By Michael Aushenker
Terry Sylvester can thank Graham Nash for his career.
To paraphrase a Biblical saying, “When one door closes, another one opens,” and one of the greatest examples of rock history testing this maxim is when Nash left U.K. chart-toppers’ The Hollies, one of the biggest bands of the 1960s British Invasion, allowing the group to replace him with Sylvester on vocals and guitar in 1968.
Today a solo artist, Sylvester heads a bill at McCabe’s Guitar Shop on Sunday night that will include Debbi Peterson, founding member of the 1980s all-girl pop band The Bangles.
Sylvester’s personal and professional history had already intertwined with the progenitors of the British Invasion before he ever showed up at The Hollies’ doorstep. Born in 1947 in Liverpool, England, Sylvester lived a short walk away from brothers Paul and Mike McCartney. At 15, he worked for a year as an apprentice panel beater for Peter Harrison, older brother of one George Harrison. As if this much Beatles crossover were not enough, Sylvester’s group, The Escorts, regularly opened for The Fab Four at the now-world-famous Cavern Club in the early 1960s.
When Sylvester joined The Hollies after Nash departed the group over creative differences and the other members chose to record an album’s worth of Bob Dylan covers, Sylvester began writing and recording hits for the band, including: “He Ain’t Heavy, He’s My Brother,” “I Can’t Tell the Bottom From the Top,” “The Air That I Breathe” and “Long Dark Road.”
Nash, of course, went on to form Crosby, Stills and Nash.
Sylvester also sang vocals on an Alan Parsons Project album before leaving The Hollies in 1981. He rejoined the band onstage in Cleveland when The Hollies were inducted in the Rock ‘N’ Roll Hall of Fame in 2010.
Adding more Bangle for your buck is Peterson, who will take the stage prior to Sylvester this weekend.
It was, in fact, around the time Sylvester went solo that two all-girl pop bands, The Go-Go’s and The Bangles, began slugging it out on the top of Billboard’s pop charts for dominance across the bulk of the Me Decade. In 1981, drummer Peterson, with older sister and guitarist Vicki Peterson-Cowsill and lead singer-songwriter Susanna Hoffs, had burned through a succession of band names — The Colours, The Supersonic Bangs, The Bangs — before settling on The Bangles.

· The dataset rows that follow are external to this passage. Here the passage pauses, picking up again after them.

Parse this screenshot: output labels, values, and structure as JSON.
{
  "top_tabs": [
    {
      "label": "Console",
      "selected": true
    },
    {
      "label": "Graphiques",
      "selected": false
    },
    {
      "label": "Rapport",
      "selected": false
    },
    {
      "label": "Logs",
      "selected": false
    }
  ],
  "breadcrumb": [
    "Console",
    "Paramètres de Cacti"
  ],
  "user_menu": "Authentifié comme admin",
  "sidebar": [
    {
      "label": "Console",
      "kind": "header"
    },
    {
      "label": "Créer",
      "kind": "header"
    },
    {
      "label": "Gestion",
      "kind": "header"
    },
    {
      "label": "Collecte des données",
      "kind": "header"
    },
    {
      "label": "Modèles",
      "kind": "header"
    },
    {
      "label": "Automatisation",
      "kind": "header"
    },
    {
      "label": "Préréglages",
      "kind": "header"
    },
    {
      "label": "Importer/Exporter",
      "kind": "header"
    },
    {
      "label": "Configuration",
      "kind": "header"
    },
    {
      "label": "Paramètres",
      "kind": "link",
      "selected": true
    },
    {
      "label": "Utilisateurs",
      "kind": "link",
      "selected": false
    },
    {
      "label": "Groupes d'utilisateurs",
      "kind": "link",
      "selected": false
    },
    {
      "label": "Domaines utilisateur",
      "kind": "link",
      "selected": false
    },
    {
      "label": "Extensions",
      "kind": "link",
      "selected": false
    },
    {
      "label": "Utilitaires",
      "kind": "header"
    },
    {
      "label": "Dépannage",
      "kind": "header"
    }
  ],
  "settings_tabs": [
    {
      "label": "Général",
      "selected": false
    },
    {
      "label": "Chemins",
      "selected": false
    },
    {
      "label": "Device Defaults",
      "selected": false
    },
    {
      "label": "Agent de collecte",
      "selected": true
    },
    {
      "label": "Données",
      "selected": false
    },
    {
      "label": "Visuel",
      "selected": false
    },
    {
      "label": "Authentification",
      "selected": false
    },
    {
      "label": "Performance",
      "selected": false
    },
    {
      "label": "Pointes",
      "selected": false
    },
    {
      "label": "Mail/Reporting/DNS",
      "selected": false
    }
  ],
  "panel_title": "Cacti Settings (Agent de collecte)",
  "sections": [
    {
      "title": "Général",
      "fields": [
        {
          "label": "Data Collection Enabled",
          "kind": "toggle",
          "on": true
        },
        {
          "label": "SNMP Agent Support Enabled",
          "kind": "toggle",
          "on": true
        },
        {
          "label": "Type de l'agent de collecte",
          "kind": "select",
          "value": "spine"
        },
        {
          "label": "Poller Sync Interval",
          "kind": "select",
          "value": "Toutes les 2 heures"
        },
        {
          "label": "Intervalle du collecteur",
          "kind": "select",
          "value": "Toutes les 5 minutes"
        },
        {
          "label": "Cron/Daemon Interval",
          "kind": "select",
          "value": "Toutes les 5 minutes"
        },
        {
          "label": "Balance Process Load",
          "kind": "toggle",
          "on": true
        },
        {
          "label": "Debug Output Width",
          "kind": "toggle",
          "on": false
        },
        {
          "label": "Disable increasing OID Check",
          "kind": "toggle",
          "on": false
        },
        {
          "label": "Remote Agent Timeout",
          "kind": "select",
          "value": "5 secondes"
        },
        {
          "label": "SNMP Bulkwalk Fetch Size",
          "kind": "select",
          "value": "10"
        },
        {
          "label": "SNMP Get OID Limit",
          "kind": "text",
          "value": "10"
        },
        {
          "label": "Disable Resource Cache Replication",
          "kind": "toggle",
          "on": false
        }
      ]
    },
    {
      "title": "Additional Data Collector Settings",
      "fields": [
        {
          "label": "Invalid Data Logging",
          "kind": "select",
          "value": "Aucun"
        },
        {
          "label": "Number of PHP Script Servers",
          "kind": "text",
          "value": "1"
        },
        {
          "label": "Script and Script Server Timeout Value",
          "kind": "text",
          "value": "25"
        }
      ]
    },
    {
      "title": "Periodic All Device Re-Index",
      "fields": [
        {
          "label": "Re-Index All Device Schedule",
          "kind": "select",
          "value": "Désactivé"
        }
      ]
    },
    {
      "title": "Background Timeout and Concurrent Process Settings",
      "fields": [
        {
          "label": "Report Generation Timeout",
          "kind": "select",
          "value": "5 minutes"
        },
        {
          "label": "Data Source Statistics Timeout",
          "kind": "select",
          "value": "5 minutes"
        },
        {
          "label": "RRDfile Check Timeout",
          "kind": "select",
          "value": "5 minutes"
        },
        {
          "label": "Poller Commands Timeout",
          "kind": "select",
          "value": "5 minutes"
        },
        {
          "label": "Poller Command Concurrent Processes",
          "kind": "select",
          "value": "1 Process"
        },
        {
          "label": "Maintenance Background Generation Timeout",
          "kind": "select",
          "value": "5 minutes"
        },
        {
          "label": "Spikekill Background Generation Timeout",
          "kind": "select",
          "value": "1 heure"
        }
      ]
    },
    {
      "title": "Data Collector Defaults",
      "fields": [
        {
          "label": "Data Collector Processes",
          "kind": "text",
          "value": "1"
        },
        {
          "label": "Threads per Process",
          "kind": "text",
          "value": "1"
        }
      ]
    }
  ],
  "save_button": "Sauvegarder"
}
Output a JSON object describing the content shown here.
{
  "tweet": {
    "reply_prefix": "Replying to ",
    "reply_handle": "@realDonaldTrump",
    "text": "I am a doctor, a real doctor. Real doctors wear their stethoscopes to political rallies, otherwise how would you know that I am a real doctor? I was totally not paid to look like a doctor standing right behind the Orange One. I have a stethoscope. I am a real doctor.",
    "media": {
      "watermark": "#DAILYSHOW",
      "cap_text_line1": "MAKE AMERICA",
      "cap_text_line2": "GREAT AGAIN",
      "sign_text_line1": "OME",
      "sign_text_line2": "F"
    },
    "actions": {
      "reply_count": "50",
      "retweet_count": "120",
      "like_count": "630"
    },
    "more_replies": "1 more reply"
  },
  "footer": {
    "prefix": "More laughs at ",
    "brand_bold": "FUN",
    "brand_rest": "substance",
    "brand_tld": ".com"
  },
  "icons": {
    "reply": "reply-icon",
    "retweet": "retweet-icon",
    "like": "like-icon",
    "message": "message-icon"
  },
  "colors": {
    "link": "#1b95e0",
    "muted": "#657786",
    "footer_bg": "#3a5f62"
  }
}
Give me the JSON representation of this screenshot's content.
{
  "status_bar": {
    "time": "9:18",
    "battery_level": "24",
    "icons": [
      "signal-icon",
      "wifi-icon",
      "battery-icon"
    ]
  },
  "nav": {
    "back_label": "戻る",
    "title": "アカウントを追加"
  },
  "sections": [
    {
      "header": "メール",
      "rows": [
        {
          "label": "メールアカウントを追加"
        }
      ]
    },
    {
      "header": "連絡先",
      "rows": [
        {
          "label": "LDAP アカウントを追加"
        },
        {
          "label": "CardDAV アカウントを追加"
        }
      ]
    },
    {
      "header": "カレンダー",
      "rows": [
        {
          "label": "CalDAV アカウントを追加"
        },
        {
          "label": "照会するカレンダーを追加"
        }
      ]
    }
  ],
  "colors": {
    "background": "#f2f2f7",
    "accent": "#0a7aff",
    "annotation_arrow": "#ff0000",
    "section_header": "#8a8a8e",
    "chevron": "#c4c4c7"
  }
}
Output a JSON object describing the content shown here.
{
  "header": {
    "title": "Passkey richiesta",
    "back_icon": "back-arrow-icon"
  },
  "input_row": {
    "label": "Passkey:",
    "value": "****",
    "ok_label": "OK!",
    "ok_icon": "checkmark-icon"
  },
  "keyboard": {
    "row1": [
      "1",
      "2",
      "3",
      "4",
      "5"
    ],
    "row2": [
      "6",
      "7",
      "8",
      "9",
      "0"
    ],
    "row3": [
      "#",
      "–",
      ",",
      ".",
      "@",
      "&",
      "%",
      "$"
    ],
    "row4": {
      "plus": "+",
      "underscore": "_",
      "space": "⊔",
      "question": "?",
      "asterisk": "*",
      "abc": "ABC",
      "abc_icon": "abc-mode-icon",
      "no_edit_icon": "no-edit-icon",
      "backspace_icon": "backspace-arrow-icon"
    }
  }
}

With the Bangles, Peterson enjoyed worldwide success with a slew of hits, including “Walk Like An Egyptian,” “Eternal Flame,” the Simon & Garfunkel cover “Hazy Shade of Winter” and the Prince-penned “Manic Monday.”
Expect Sylvester to sing a chunk of his Hollies hits mixed in with his solo output while Peterson will no doubt sing on her Bangles vocal outing, “Be With You.”
Now if Peterson will only reprise her lead vocals on her 1984 Bangles hit “Going Down to Liverpool,” that would tie the evening together in a nice little bow, wouldn’t it?
Terry Sylvester of The Hollies and Debbi Peterson of The Bangles perform Sunday, with John Wicks of The Records opening at 8 p.m., at McCabe’s Guitar Shop, 3101 Pico Blvd., Santa Monica. $20. Call (310) 828-4497 or visit mccabes.com.